One problem remained. How to move the machine?
Only one person could be of assistance. Austyn Roke, under close guard and in conditions of absolute secrecy, was removed from the mental home in which he had been placed, and brought to Mildenhall to supervise the disassembly and transportation of his brainchild. Though Roke was far gone in his delusions, Jilt succeeded in gaining valuable information from him which enabled the team to achieve their objective, and the machine was loaded on to a fleet of Army trucks for the move. Roke was returned to the asylum, where he eventually died in 1988 of natural causes.
At this point Prycklow made his last move, a surprisingly daring attempt to hijack the convoy and seize the machine for his own purposes. Where he obtained the resources for this operation remains a mystery; suffice to say that it was frustrated, and the machine was successfully reinstalled under a geodesic dome on a hill outside the village of Avevale, where it remains to this day under the care and protection of the College and its original team. Prycklow, with his two assistants, escaped arrest and has not been seen since.
Willard Karloman, tall, raw-boned, loud and irascible, has become the team's de facto leader, supervising all operations involving the machine.
Erasmus Jilt seems to have yielded responsibility to Karloman quite amicably, and is content to study the data which continues to accumulate.
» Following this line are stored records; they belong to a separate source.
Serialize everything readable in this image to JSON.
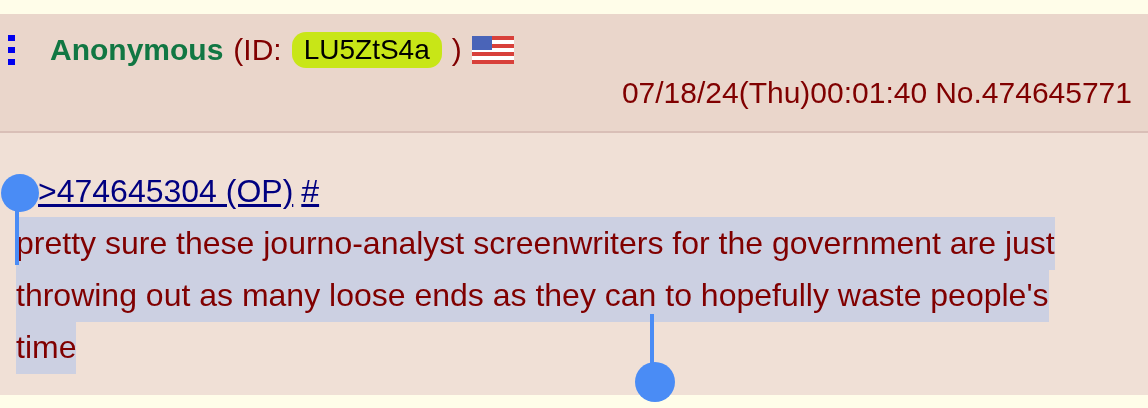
{
  "post": {
    "name": "Anonymous",
    "id_open": "(ID:",
    "poster_id": "LU5ZtS4a",
    "id_close": ")",
    "datetime": "07/18/24(Thu)00:01:40",
    "number": "No.474645771",
    "quote_link": ">474645304 (OP)",
    "anchor_link": "#",
    "comment": "pretty sure these journo-analyst screenwriters for the government are just throwing out as many loose ends as they can to hopefully waste people's time",
    "comment_selected": true
  }
}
He has the air of a man in his late fifties, small of frame and gentle of manner.
Humphrey Surcease is the group's mediator, as well as the public face of the team on such rare occasions as it has need of one. An excellent poker player, well able to retreat behind a smooth and impenetrable mask when necessary.
Heidi van Joost has evolved into a competent general medical officer for the group. She makes no secret of her aversion to the machine, but does not let it interfere with her work.
Gerald Scutella, big, brash and cockney, delights in baiting Karloman. His security duties have become relatively light since the move, but he runs a tight ship and takes his responsibilities seriously, if nothing else.
With the increased funding from Avevale College, it has been possible to form an “away team” of specialised travellers, freeing the original group to man and maintain the machine.
Michael Feux is a weapons expert, skilled in several forms of armed and unarmed combat, and takes responsibility for the safety of the team.
Gaby Mistral is a specialist in communications and fulfils the function of liaison officer and diplomatist in the event of any offworld encounters.
Rafe Wasserman is a qualified first aider and serves as the group's field medic and adviser on xenobiology.
Yuri Zemlyatin has no defined function, but assists each member as necessary and also functions as the group's synthesist and problem solver.
The machine continues to confound and infuriate all those who have to deal with it, to pose more questions than it answers, and thus to ensure that the research will never reach its “completion.” For this, we can only be grateful.